Introduction: There is a chronic pain resulting from making an erroneous decision that goes against one’s better judgment. It is one thing to take your best shot at a course of action and having it fail. That is just life. It is quite another if a failed course of action also goes against your better judgment. The decision continues to exert a price on the individual long after the physical situation has been resolved. There is never any guarantee that a decision can lead to an acceptable result, but using intuitive judgment and checking it when necessary can improve the chances.

Most decisions are relatively straightforward. An analysis of the facts reveals a direction for action. This type of rational analysis is sufficient for many decisions, particularly in business, where the consequences can be mitigated as the results unfold. However, there are some decisions that can never fit into this rational category. Sometimes, the problem is with the facts—they are insufficient, or cannot be known, or are so conflicting that no clear direction can be identified. At other times, the emotional or physical consequences are so great that the rational analysis alone cannot be trusted. An intuitive aspect is needed.

Two obvious situations when rational analysis may not be sufficient are business decisions that can affect the direction of the entire organization or, at home, actions that involve the well being of children.

In an earlier example, “Deciding to let a child travel alone”, the emphasis was on a general method to gauge whether the required skills, experience, and maturity were present to give this responsibility. If the baseline requirements are not met, there is no question that responsibility cannot be delegated. However, even if the skills are present, allowing that responsibility may not be the appropriate direction.

Actually, the real question in this example is when to let a child have responsibility (on mass transportation, at the mall, etc.). Sooner or later, these responsibilities will be given. In this case, the actual decision questions are: Is this the right time to allow this freedom? If not, what conditions have to change?

The decision to give a child such responsibility falls into the previously mentioned category of a case that rational analysis alone cannot be trusted and intuitive judgment can be used. Some people use it consciously and routinely; others hardly at all. Working with gut level intuitive judgment is a skill. It can be developed with practice and feedback. As the first step, immediately after having reviewed all of the available information, hold the information in the mind and take a deep breath or two. Then, note which decision direction is favored. There may very likely be no explanation for the result

The judgment itself may be right on target, or it may be off the mark, clouded with other issues such as emotions and personal experiences.
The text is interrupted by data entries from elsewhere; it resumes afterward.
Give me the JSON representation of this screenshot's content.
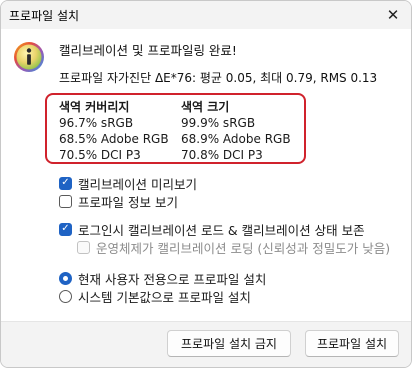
{
  "window": {
    "title": "프로파일 설치"
  },
  "message": {
    "heading": "캘리브레이션 및 프로파일링 완료!",
    "deltae": "프로파일 자가진단 ΔE*76: 평균 0.05, 최대 0.79, RMS 0.13"
  },
  "gamut": {
    "coverage": {
      "header": "색역 커버리지",
      "rows": [
        "96.7% sRGB",
        "68.5% Adobe RGB",
        "70.5% DCI P3"
      ]
    },
    "size": {
      "header": "색역 크기",
      "rows": [
        "99.9% sRGB",
        "68.9% Adobe RGB",
        "70.8% DCI P3"
      ]
    }
  },
  "options": {
    "preview": {
      "label": "캘리브레이션 미리보기",
      "checked": true
    },
    "profile_info": {
      "label": "프로파일 정보 보기",
      "checked": false
    },
    "login_load": {
      "label": "로그인시 캘리브레이션 로드 & 캘리브레이션 상태 보존",
      "checked": true
    },
    "os_load": {
      "label": "운영체제가 캘리브레이션 로딩 (신뢰성과 정밀도가 낮음)",
      "checked": false,
      "disabled": true
    }
  },
  "install_scope": {
    "current_user": {
      "label": "현재 사용자 전용으로 프로파일 설치",
      "selected": true
    },
    "system_default": {
      "label": "시스템 기본값으로 프로파일 설치",
      "selected": false
    }
  },
  "buttons": {
    "no_install": "프로파일 설치 금지",
    "install": "프로파일 설치"
  },
  "colors": {
    "accent": "#1f63c4",
    "highlight_border": "#d0222c"
  },
  "icons": {
    "info": "info-icon",
    "close": "close-icon",
    "check": "checkmark-icon"
  }
}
The accuracy of the initial judgment doesn’t matter. It can be tested later. The important point is not to ignore the initial direction and act immeidately against your better judgment because of time or peer pressures.

A conflict between the facts and intuitive judgment does not indicate that the approach favored by the facts should be discarded, but that further examination is needed. Such a conflict does suggest that respected opinions should be sought. If possible, the opinion should come from an outside source not connected with the problem under consideration. Such an opinion provides a fresh perspective without emotional connections. After this outside opinion has been considered, the decision may very well overturn the intuitive direction and be to continue with the factual decision.

In the continuing example of giving responsibility to a child–if the decision is not to allow it now, the decision process also gives some insight into what has to change in order to ultimately allow the child the freedom to travel alone.

Better decisions result from an understanding based on rational analysis, intuitive perception, and an outside review. It may be the best that can be done, regardless of the outcome.